What Gets to Be Art?
Following the scrutiny of Lady Gaga’s designation as an artist, pop culture is again entangling the aesthetician’s turf. This time Roger Ebert has declared that “in principle, video games cannot be art.” As before, I simply do not understand the reflex to exclude media from the possibility to communicate larger ideas visually (which is the broadest definition of art I can think of). Historically photography, performance, and film and video have all been previously ghettoized, only to emerge as media that have supported masterworks. I think it’s a foolish to bet against any media at this point. It may take a great while for the conventions and infrastructure that lead to greater acceptance to emerge, but as the digital world becomes more and more integrated into the fabric of our lives from a younger and younger age, I think the generational timetable that Ebert mentions is greatly overstated.

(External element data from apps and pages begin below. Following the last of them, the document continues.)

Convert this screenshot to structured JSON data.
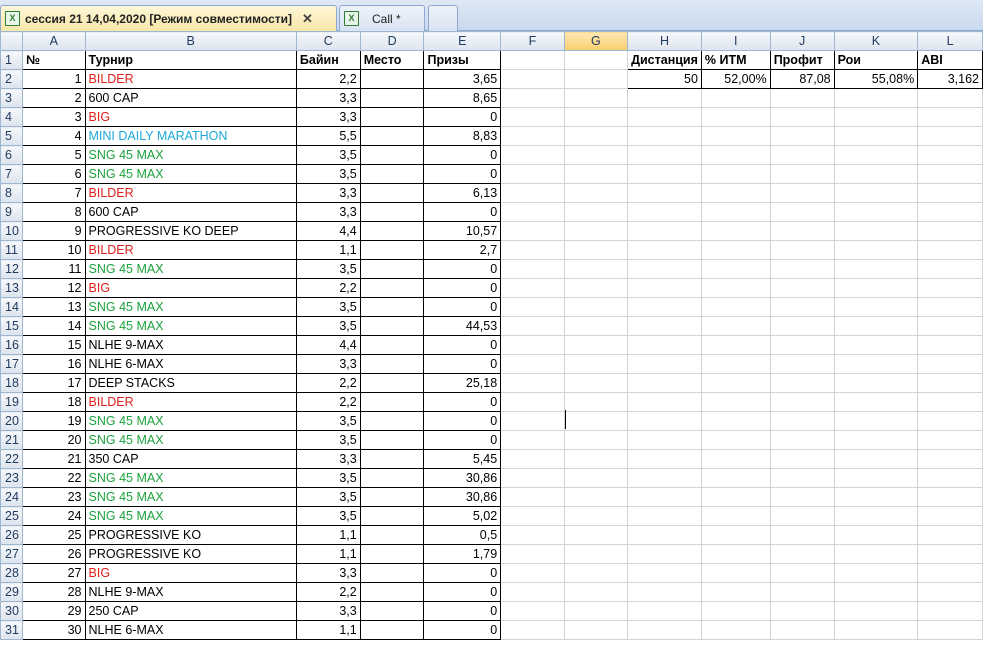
{
  "tabs": [
    {
      "label": "сессия 21 14,04,2020  [Режим совместимости]",
      "icon": "excel-file-icon",
      "active": true,
      "close": "✕"
    },
    {
      "label": "Call *",
      "icon": "excel-file-icon",
      "active": false
    },
    {
      "label": "",
      "icon": "",
      "active": false
    }
  ],
  "columns": [
    "A",
    "B",
    "C",
    "D",
    "E",
    "F",
    "G",
    "H",
    "I",
    "J",
    "K",
    "L"
  ],
  "selected_column": "G",
  "header_row": [
    "№",
    "Турнир",
    "Байин",
    "Место",
    "Призы",
    "",
    "",
    "Дистанция",
    "% ИТМ",
    "Профит",
    "Рои",
    "ABI"
  ],
  "stats_row": [
    "",
    "",
    "",
    "",
    "",
    "",
    "",
    "50",
    "52,00%",
    "87,08",
    "55,08%",
    "3,162"
  ],
  "colors": {
    "red": "#e0201b",
    "green": "#1ca23c",
    "blue": "#1ea8d8",
    "black": "#000000"
  },
  "rows": [
    {
      "n": "1",
      "name": "BILDER",
      "color": "red",
      "buyin": "2,2",
      "place": "",
      "prize": "3,65"
    },
    {
      "n": "2",
      "name": "600 CAP",
      "color": "black",
      "buyin": "3,3",
      "place": "",
      "prize": "8,65"
    },
    {
      "n": "3",
      "name": "BIG",
      "color": "red",
      "buyin": "3,3",
      "place": "",
      "prize": "0"
    },
    {
      "n": "4",
      "name": "MINI DAILY MARATHON",
      "color": "blue",
      "buyin": "5,5",
      "place": "",
      "prize": "8,83"
    },
    {
      "n": "5",
      "name": "SNG 45 MAX",
      "color": "green",
      "buyin": "3,5",
      "place": "",
      "prize": "0"
    },
    {
      "n": "6",
      "name": "SNG 45 MAX",
      "color": "green",
      "buyin": "3,5",
      "place": "",
      "prize": "0"
    },
    {
      "n": "7",
      "name": "BILDER",
      "color": "red",
      "buyin": "3,3",
      "place": "",
      "prize": "6,13"
    },
    {
      "n": "8",
      "name": "600 CAP",
      "color": "black",
      "buyin": "3,3",
      "place": "",
      "prize": "0"
    },
    {
      "n": "9",
      "name": "PROGRESSIVE KO DEEP",
      "color": "black",
      "buyin": "4,4",
      "place": "",
      "prize": "10,57"
    },
    {
      "n": "10",
      "name": "BILDER",
      "color": "red",
      "buyin": "1,1",
      "place": "",
      "prize": "2,7"
    },
    {
      "n": "11",
      "name": "SNG 45 MAX",
      "color": "green",
      "buyin": "3,5",
      "place": "",
      "prize": "0"
    },
    {
      "n": "12",
      "name": "BIG",
      "color": "red",
      "buyin": "2,2",
      "place": "",
      "prize": "0"
    },
    {
      "n": "13",
      "name": "SNG 45 MAX",
      "color": "green",
      "buyin": "3,5",
      "place": "",
      "prize": "0"
    },
    {
      "n": "14",
      "name": "SNG 45 MAX",
      "color": "green",
      "buyin": "3,5",
      "place": "",
      "prize": "44,53"
    },
    {
      "n": "15",
      "name": "NLHE 9-MAX",
      "color": "black",
      "buyin": "4,4",
      "place": "",
      "prize": "0"
    },
    {
      "n": "16",
      "name": "NLHE 6-MAX",
      "color": "black",
      "buyin": "3,3",
      "place": "",
      "prize": "0"
    },
    {
      "n": "17",
      "name": "DEEP STACKS",
      "color": "black",
      "buyin": "2,2",
      "place": "",
      "prize": "25,18"
    },
    {
      "n": "18",
      "name": "BILDER",
      "color": "red",
      "buyin": "2,2",
      "place": "",
      "prize": "0"
    },
    {
      "n": "19",
      "name": "SNG 45 MAX",
      "color": "green",
      "buyin": "3,5",
      "place": "",
      "prize": "0"
    },
    {
      "n": "20",
      "name": "SNG 45 MAX",
      "color": "green",
      "buyin": "3,5",
      "place": "",
      "prize": "0"
    },
    {
      "n": "21",
      "name": "350 CAP",
      "color": "black",
      "buyin": "3,3",
      "place": "",
      "prize": "5,45"
    },
    {
      "n": "22",
      "name": "SNG 45 MAX",
      "color": "green",
      "buyin": "3,5",
      "place": "",
      "prize": "30,86"
    },
    {
      "n": "23",
      "name": "SNG 45 MAX",
      "color": "green",
      "buyin": "3,5",
      "place": "",
      "prize": "30,86"
    },
    {
      "n": "24",
      "name": "SNG 45 MAX",
      "color": "green",
      "buyin": "3,5",
      "place": "",
      "prize": "5,02"
    },
    {
      "n": "25",
      "name": "PROGRESSIVE KO",
      "color": "black",
      "buyin": "1,1",
      "place": "",
      "prize": "0,5"
    },
    {
      "n": "26",
      "name": "PROGRESSIVE KO",
      "color": "black",
      "buyin": "1,1",
      "place": "",
      "prize": "1,79"
    },
    {
      "n": "27",
      "name": "BIG",
      "color": "red",
      "buyin": "3,3",
      "place": "",
      "prize": "0"
    },
    {
      "n": "28",
      "name": "NLHE 9-MAX",
      "color": "black",
      "buyin": "2,2",
      "place": "",
      "prize": "0"
    },
    {
      "n": "29",
      "name": "250 CAP",
      "color": "black",
      "buyin": "3,3",
      "place": "",
      "prize": "0"
    },
    {
      "n": "30",
      "name": "NLHE 6-MAX",
      "color": "black",
      "buyin": "1,1",
      "place": "",
      "prize": "0"
    }
  ]
}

While I think that a good deal of the exclusionary desire stems from older generations’ comfort with a given technology, the fact that we are talking about games does complicate matters somewhat. Still, there is plenty of art that is interactive or participatory (MoMA’s current exhibition of Marina Abramovic being a prime example); many artists construct whole environments as art; so would the fact that said environment is digital matter? If we can accept total immersion in an environment and participation separately, why does combining them both in a game rule them out as art? Is there something else?
In the end I believe that almost any medium will wind up sprouting little seeds that can best be described as art. Earlier this week I had a brief exchange with @museumnerd about art in Twitter feeds. On the surface 140 characters of text would seem to be a medium that would completely resist visual art, but I’m not so sure. @jennyholzer or @barbarakruger may not actually be the artist in question (or someone from their respective studios), but I feel that their work would work well there (at least as exemplified by these feeds ). There’s something a bit jarring about suddenly encountering their all-caps pronouncements within the discourse, fuzz, and minutiae that comprise my (and probably most people’s) Twitter feed. I feel that the sudden shift to a more serious context within everyday life can give these bytes of data the impact of a more realized art object. Call them the small sketches for the digital set.
Similarly @On_Kawara may even be a program rather than a person, but to me that makes his feed, which gives the same 2 posts, one immediately after the other, day after day, declaring that “I am alive” even more directly a work of art. The entire project, so similar to the artist’s paintings of dates, aligns with his oeuvre so well, just in this small medium. I enjoy seeing them come into my feed and then vanish, surfacing with a comforting, just-off regularity and reminding me of the digital end of the artist as manufacturer with a large workshop. I always wonder about the technical aspects of this project (the way I do with most art; I always stick my nose in a painting), and I wonder if there is some mechanism that will end the feed when Mr. Kawara passes.
Perhaps none of these qualify as masterworks, and masterworks is what the public usually needs to see before a medium is truly accepted. But I don’t think that means that the early attempts should be denied consideration. They can be judged on their own merits, and all we have to remember is that acceptance is different than canonization. Opening up the space will get those works and artists here more quickly, but they’ll get here regardless.